* [WHAT TO PRODUCE]:
Some lines in the entries contain the word "source". Copy all of them.

(Dataset records)
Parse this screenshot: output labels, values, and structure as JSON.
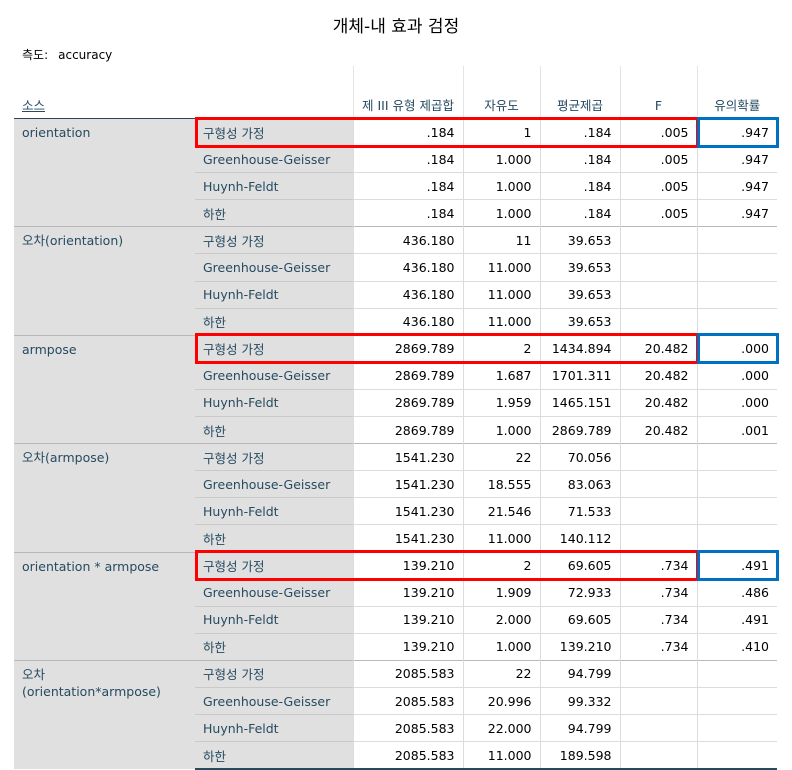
{
  "title": "개체-내 효과 검정",
  "measure": {
    "label": "측도:",
    "value": "accuracy"
  },
  "headers": {
    "source": "소스",
    "ss": "제 III 유형 제곱합",
    "df": "자유도",
    "ms": "평균제곱",
    "f": "F",
    "sig": "유의확률"
  },
  "highlight_colors": {
    "row": "#ff0000",
    "sig": "#0070c0"
  },
  "groups": [
    {
      "source": "orientation",
      "highlighted": true,
      "rows": [
        {
          "label": "구형성 가정",
          "ss": ".184",
          "df": "1",
          "ms": ".184",
          "f": ".005",
          "sig": ".947"
        },
        {
          "label": "Greenhouse-Geisser",
          "ss": ".184",
          "df": "1.000",
          "ms": ".184",
          "f": ".005",
          "sig": ".947"
        },
        {
          "label": "Huynh-Feldt",
          "ss": ".184",
          "df": "1.000",
          "ms": ".184",
          "f": ".005",
          "sig": ".947"
        },
        {
          "label": "하한",
          "ss": ".184",
          "df": "1.000",
          "ms": ".184",
          "f": ".005",
          "sig": ".947"
        }
      ]
    },
    {
      "source": "오차(orientation)",
      "highlighted": false,
      "rows": [
        {
          "label": "구형성 가정",
          "ss": "436.180",
          "df": "11",
          "ms": "39.653",
          "f": "",
          "sig": ""
        },
        {
          "label": "Greenhouse-Geisser",
          "ss": "436.180",
          "df": "11.000",
          "ms": "39.653",
          "f": "",
          "sig": ""
        },
        {
          "label": "Huynh-Feldt",
          "ss": "436.180",
          "df": "11.000",
          "ms": "39.653",
          "f": "",
          "sig": ""
        },
        {
          "label": "하한",
          "ss": "436.180",
          "df": "11.000",
          "ms": "39.653",
          "f": "",
          "sig": ""
        }
      ]
    },
    {
      "source": "armpose",
      "highlighted": true,
      "rows": [
        {
          "label": "구형성 가정",
          "ss": "2869.789",
          "df": "2",
          "ms": "1434.894",
          "f": "20.482",
          "sig": ".000"
        },
        {
          "label": "Greenhouse-Geisser",
          "ss": "2869.789",
          "df": "1.687",
          "ms": "1701.311",
          "f": "20.482",
          "sig": ".000"
        },
        {
          "label": "Huynh-Feldt",
          "ss": "2869.789",
          "df": "1.959",
          "ms": "1465.151",
          "f": "20.482",
          "sig": ".000"
        },
        {
          "label": "하한",
          "ss": "2869.789",
          "df": "1.000",
          "ms": "2869.789",
          "f": "20.482",
          "sig": ".001"
        }
      ]
    },
    {
      "source": "오차(armpose)",
      "highlighted": false,
      "rows": [
        {
          "label": "구형성 가정",
          "ss": "1541.230",
          "df": "22",
          "ms": "70.056",
          "f": "",
          "sig": ""
        },
        {
          "label": "Greenhouse-Geisser",
          "ss": "1541.230",
          "df": "18.555",
          "ms": "83.063",
          "f": "",
          "sig": ""
        },
        {
          "label": "Huynh-Feldt",
          "ss": "1541.230",
          "df": "21.546",
          "ms": "71.533",
          "f": "",
          "sig": ""
        },
        {
          "label": "하한",
          "ss": "1541.230",
          "df": "11.000",
          "ms": "140.112",
          "f": "",
          "sig": ""
        }
      ]
    },
    {
      "source": "orientation * armpose",
      "highlighted": true,
      "rows": [
        {
          "label": "구형성 가정",
          "ss": "139.210",
          "df": "2",
          "ms": "69.605",
          "f": ".734",
          "sig": ".491"
        },
        {
          "label": "Greenhouse-Geisser",
          "ss": "139.210",
          "df": "1.909",
          "ms": "72.933",
          "f": ".734",
          "sig": ".486"
        },
        {
          "label": "Huynh-Feldt",
          "ss": "139.210",
          "df": "2.000",
          "ms": "69.605",
          "f": ".734",
          "sig": ".491"
        },
        {
          "label": "하한",
          "ss": "139.210",
          "df": "1.000",
          "ms": "139.210",
          "f": ".734",
          "sig": ".410"
        }
      ]
    },
    {
      "source": "오차 (orientation*armpose)",
      "highlighted": false,
      "rows": [
        {
          "label": "구형성 가정",
          "ss": "2085.583",
          "df": "22",
          "ms": "94.799",
          "f": "",
          "sig": ""
        },
        {
          "label": "Greenhouse-Geisser",
          "ss": "2085.583",
          "df": "20.996",
          "ms": "99.332",
          "f": "",
          "sig": ""
        },
        {
          "label": "Huynh-Feldt",
          "ss": "2085.583",
          "df": "22.000",
          "ms": "94.799",
          "f": "",
          "sig": ""
        },
        {
          "label": "하한",
          "ss": "2085.583",
          "df": "11.000",
          "ms": "189.598",
          "f": "",
          "sig": ""
        }
      ]
    }
  ]
}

* [ANSWER SPACE]:
    "source": "소스",
      "source": "orientation",
      "source": "오차(orientation)",
      "source": "armpose",
      "source": "오차(armpose)",
      "source": "orientation * armpose",
      "source": "오차 (orientation*armpose)",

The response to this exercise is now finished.